ASSIGNMENT → In the entries that follow, how many lines include "library"? Give the number and nothing else.

+ + + + + + +

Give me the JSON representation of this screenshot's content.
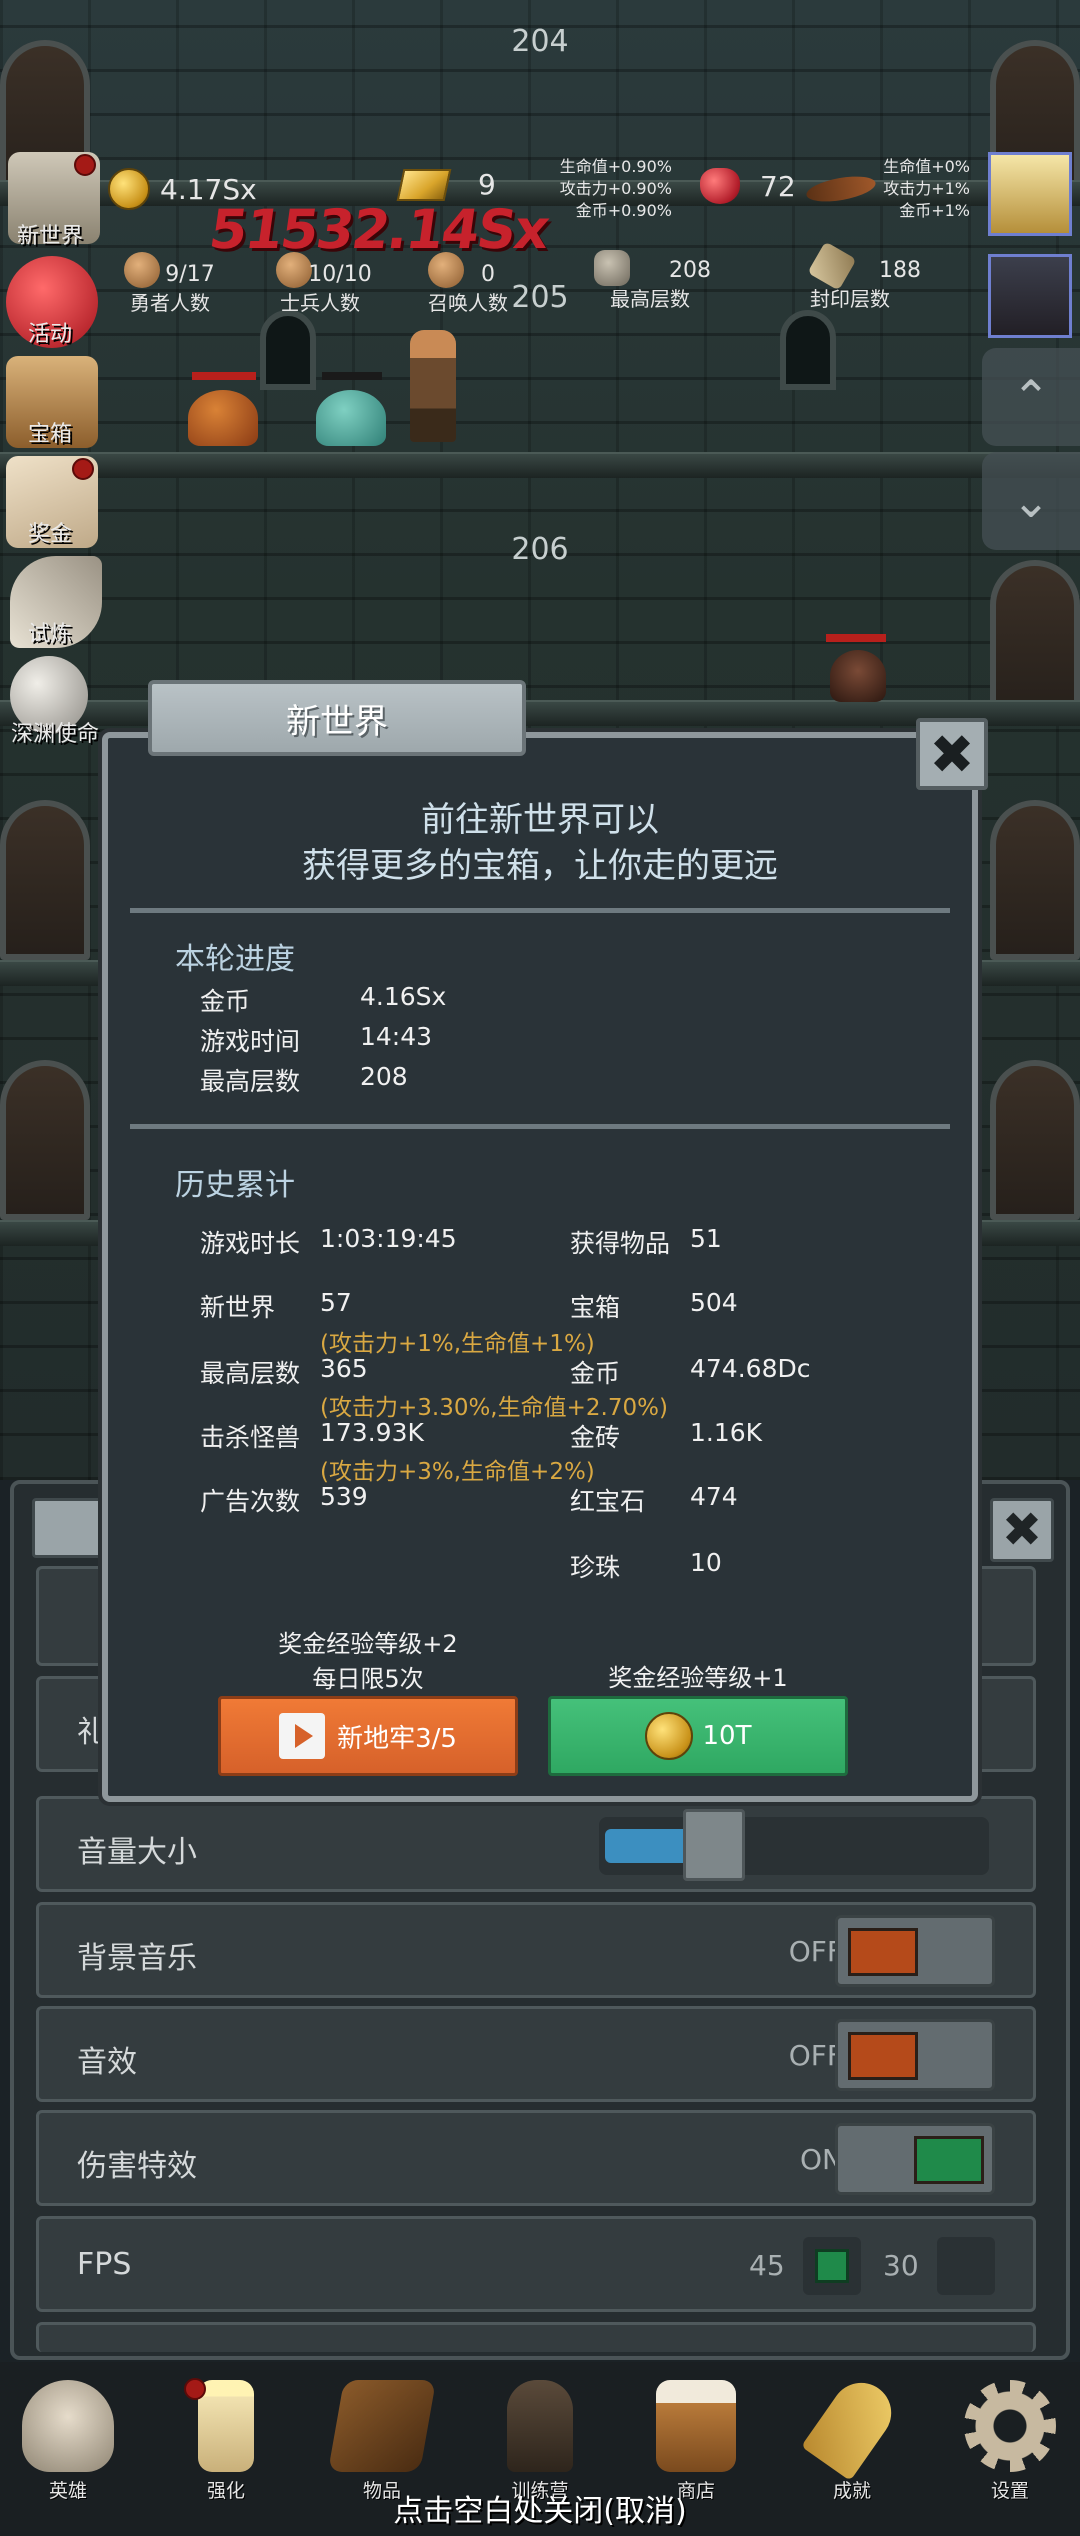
{
  "floors": [
    "204",
    "205",
    "206"
  ],
  "hud": {
    "gold": "4.17Sx",
    "gold_bars": "9",
    "buffs_left": [
      "生命值+0.90%",
      "攻击力+0.90%",
      "金币+0.90%"
    ],
    "rubies": "72",
    "buffs_right": [
      "生命值+0%",
      "攻击力+1%",
      "金币+1%"
    ],
    "damage_popup": "51532.14Sx",
    "heroes": {
      "value": "9/17",
      "label": "勇者人数"
    },
    "soldiers": {
      "value": "10/10",
      "label": "士兵人数"
    },
    "summons": {
      "value": "0",
      "label": "召唤人数"
    },
    "max_floor": {
      "value": "208",
      "label": "最高层数"
    },
    "sealed_floor": {
      "value": "188",
      "label": "封印层数"
    }
  },
  "side_menu": [
    "新世界",
    "活动",
    "宝箱",
    "奖金",
    "试炼",
    "深渊使命"
  ],
  "right_controls": {
    "up": "⌃",
    "down": "⌄"
  },
  "settings": {
    "close": "✖",
    "rows": [
      {
        "label": "礼",
        "state": ""
      },
      {
        "label": "音量大小",
        "state": "",
        "volume": 0.22
      },
      {
        "label": "背景音乐",
        "state": "OFF"
      },
      {
        "label": "音效",
        "state": "OFF"
      },
      {
        "label": "伤害特效",
        "state": "ON"
      },
      {
        "label": "FPS",
        "fps_a": "45",
        "fps_b": "30"
      }
    ]
  },
  "modal": {
    "title": "新世界",
    "close": "✖",
    "intro_line1": "前往新世界可以",
    "intro_line2": "获得更多的宝箱，让你走的更远",
    "round": {
      "title": "本轮进度",
      "rows": [
        {
          "label": "金币",
          "value": "4.16Sx"
        },
        {
          "label": "游戏时间",
          "value": "14:43"
        },
        {
          "label": "最高层数",
          "value": "208"
        }
      ]
    },
    "history": {
      "title": "历史累计",
      "left": [
        {
          "label": "游戏时长",
          "value": "1:03:19:45",
          "bonus": ""
        },
        {
          "label": "新世界",
          "value": "57",
          "bonus": "(攻击力+1%,生命值+1%)"
        },
        {
          "label": "最高层数",
          "value": "365",
          "bonus": "(攻击力+3.30%,生命值+2.70%)"
        },
        {
          "label": "击杀怪兽",
          "value": "173.93K",
          "bonus": "(攻击力+3%,生命值+2%)"
        },
        {
          "label": "广告次数",
          "value": "539",
          "bonus": ""
        }
      ],
      "right": [
        {
          "label": "获得物品",
          "value": "51"
        },
        {
          "label": "宝箱",
          "value": "504"
        },
        {
          "label": "金币",
          "value": "474.68Dc"
        },
        {
          "label": "金砖",
          "value": "1.16K"
        },
        {
          "label": "红宝石",
          "value": "474"
        },
        {
          "label": "珍珠",
          "value": "10"
        }
      ]
    },
    "reward_left_line1": "奖金经验等级+2",
    "reward_left_line2": "每日限5次",
    "reward_right": "奖金经验等级+1",
    "btn_video_label": "新地牢3/5",
    "btn_gold_label": "10T"
  },
  "bottom_nav": [
    "英雄",
    "强化",
    "物品",
    "训练营",
    "商店",
    "成就",
    "设置"
  ],
  "hint": "点击空白处关闭(取消)"
}
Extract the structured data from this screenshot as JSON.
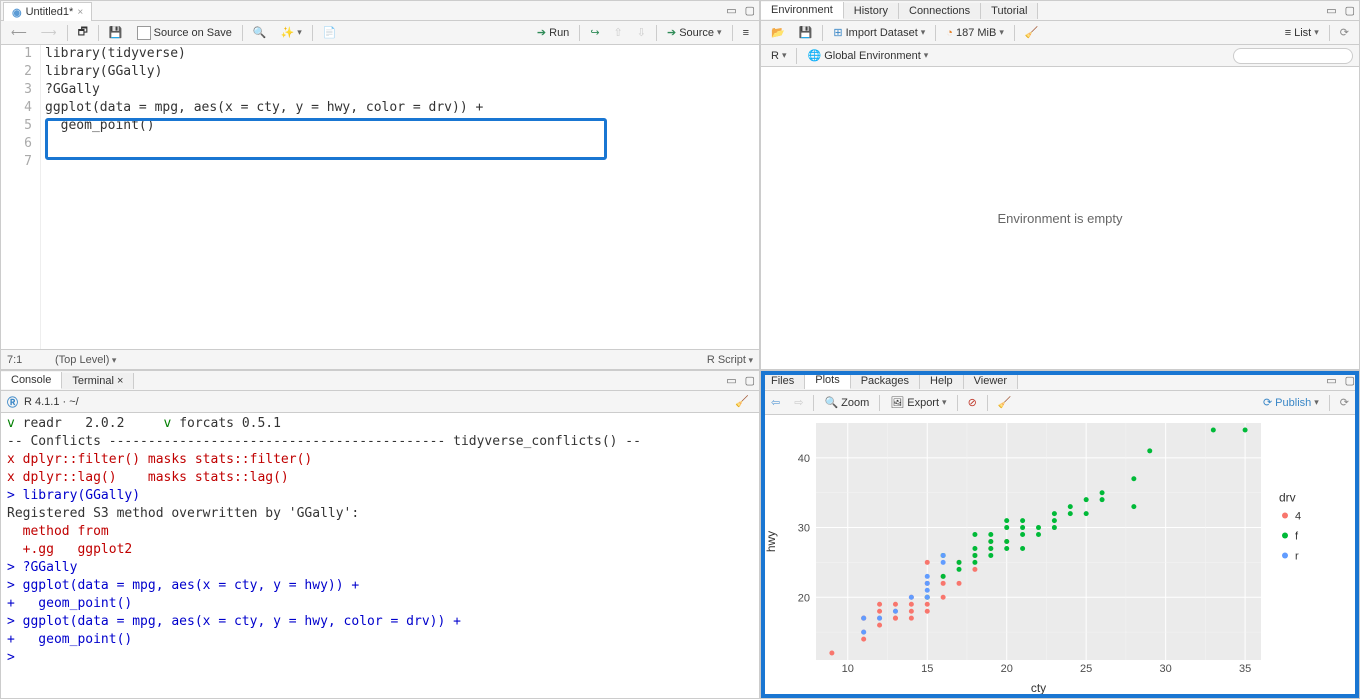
{
  "source": {
    "tab_title": "Untitled1*",
    "source_on_save": "Source on Save",
    "run": "Run",
    "source_btn": "Source",
    "pos": "7:1",
    "scope": "(Top Level)",
    "type": "R Script",
    "lines": [
      "1",
      "2",
      "3",
      "4",
      "5",
      "6",
      "7"
    ],
    "code1": "library(tidyverse)",
    "code2": "library(GGally)",
    "code3": "?GGally",
    "code4": "",
    "code5": "ggplot(data = mpg, aes(x = cty, y = hwy, color = drv)) +",
    "code6": "  geom_point()",
    "code7": ""
  },
  "console": {
    "tab_console": "Console",
    "tab_terminal": "Terminal",
    "prompt_info": "R 4.1.1 · ~/",
    "out": [
      {
        "cls": "",
        "txt": "v readr   2.0.2     v forcats 0.5.1",
        "pfx": "r-green"
      },
      {
        "cls": "",
        "txt": "-- Conflicts ------------------------------------------- tidyverse_conflicts() --"
      },
      {
        "cls": "r-red",
        "txt": "x dplyr::filter() masks stats::filter()"
      },
      {
        "cls": "r-red",
        "txt": "x dplyr::lag()    masks stats::lag()"
      },
      {
        "cls": "r-blue",
        "txt": "> library(GGally)"
      },
      {
        "cls": "",
        "txt": "Registered S3 method overwritten by 'GGally':"
      },
      {
        "cls": "r-red",
        "txt": "  method from"
      },
      {
        "cls": "r-red",
        "txt": "  +.gg   ggplot2"
      },
      {
        "cls": "r-blue",
        "txt": "> ?GGally"
      },
      {
        "cls": "r-blue",
        "txt": "> ggplot(data = mpg, aes(x = cty, y = hwy)) +"
      },
      {
        "cls": "r-blue",
        "txt": "+   geom_point()"
      },
      {
        "cls": "r-blue",
        "txt": "> ggplot(data = mpg, aes(x = cty, y = hwy, color = drv)) +"
      },
      {
        "cls": "r-blue",
        "txt": "+   geom_point()"
      },
      {
        "cls": "r-blue",
        "txt": "> "
      }
    ]
  },
  "env": {
    "tabs": [
      "Environment",
      "History",
      "Connections",
      "Tutorial"
    ],
    "import": "Import Dataset",
    "mem": "187 MiB",
    "list": "List",
    "r_dd": "R",
    "scope": "Global Environment",
    "empty": "Environment is empty",
    "search_ph": ""
  },
  "plots": {
    "tabs": [
      "Files",
      "Plots",
      "Packages",
      "Help",
      "Viewer"
    ],
    "zoom": "Zoom",
    "export": "Export",
    "publish": "Publish"
  },
  "chart_data": {
    "type": "scatter",
    "title": "",
    "xlabel": "cty",
    "ylabel": "hwy",
    "xlim": [
      8,
      36
    ],
    "ylim": [
      11,
      45
    ],
    "xticks": [
      10,
      15,
      20,
      25,
      30,
      35
    ],
    "yticks": [
      20,
      30,
      40
    ],
    "legend_title": "drv",
    "legend_pos": "right",
    "colors": {
      "4": "#F8766D",
      "f": "#00BA38",
      "r": "#619CFF"
    },
    "series": [
      {
        "name": "4",
        "values": [
          [
            9,
            12
          ],
          [
            11,
            14
          ],
          [
            11,
            15
          ],
          [
            11,
            17
          ],
          [
            11,
            17
          ],
          [
            12,
            16
          ],
          [
            12,
            17
          ],
          [
            12,
            18
          ],
          [
            12,
            19
          ],
          [
            13,
            17
          ],
          [
            13,
            17
          ],
          [
            13,
            18
          ],
          [
            13,
            19
          ],
          [
            14,
            17
          ],
          [
            14,
            18
          ],
          [
            14,
            19
          ],
          [
            14,
            20
          ],
          [
            15,
            18
          ],
          [
            15,
            19
          ],
          [
            15,
            20
          ],
          [
            15,
            22
          ],
          [
            15,
            25
          ],
          [
            16,
            20
          ],
          [
            16,
            22
          ],
          [
            16,
            23
          ],
          [
            17,
            22
          ],
          [
            17,
            25
          ],
          [
            18,
            24
          ],
          [
            18,
            26
          ],
          [
            19,
            27
          ],
          [
            19,
            28
          ],
          [
            20,
            28
          ]
        ]
      },
      {
        "name": "f",
        "values": [
          [
            15,
            20
          ],
          [
            16,
            23
          ],
          [
            16,
            26
          ],
          [
            17,
            24
          ],
          [
            17,
            25
          ],
          [
            18,
            25
          ],
          [
            18,
            26
          ],
          [
            18,
            27
          ],
          [
            18,
            29
          ],
          [
            19,
            26
          ],
          [
            19,
            27
          ],
          [
            19,
            28
          ],
          [
            19,
            29
          ],
          [
            20,
            27
          ],
          [
            20,
            28
          ],
          [
            20,
            30
          ],
          [
            20,
            31
          ],
          [
            21,
            27
          ],
          [
            21,
            29
          ],
          [
            21,
            30
          ],
          [
            21,
            31
          ],
          [
            22,
            29
          ],
          [
            22,
            30
          ],
          [
            23,
            30
          ],
          [
            23,
            31
          ],
          [
            23,
            32
          ],
          [
            24,
            32
          ],
          [
            24,
            33
          ],
          [
            25,
            32
          ],
          [
            25,
            34
          ],
          [
            26,
            34
          ],
          [
            26,
            35
          ],
          [
            28,
            33
          ],
          [
            28,
            37
          ],
          [
            29,
            41
          ],
          [
            33,
            44
          ],
          [
            35,
            44
          ]
        ]
      },
      {
        "name": "r",
        "values": [
          [
            11,
            15
          ],
          [
            11,
            17
          ],
          [
            12,
            17
          ],
          [
            13,
            18
          ],
          [
            14,
            20
          ],
          [
            15,
            20
          ],
          [
            15,
            21
          ],
          [
            15,
            22
          ],
          [
            15,
            23
          ],
          [
            16,
            25
          ],
          [
            16,
            26
          ]
        ]
      }
    ]
  }
}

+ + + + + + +

RESPONSE → 3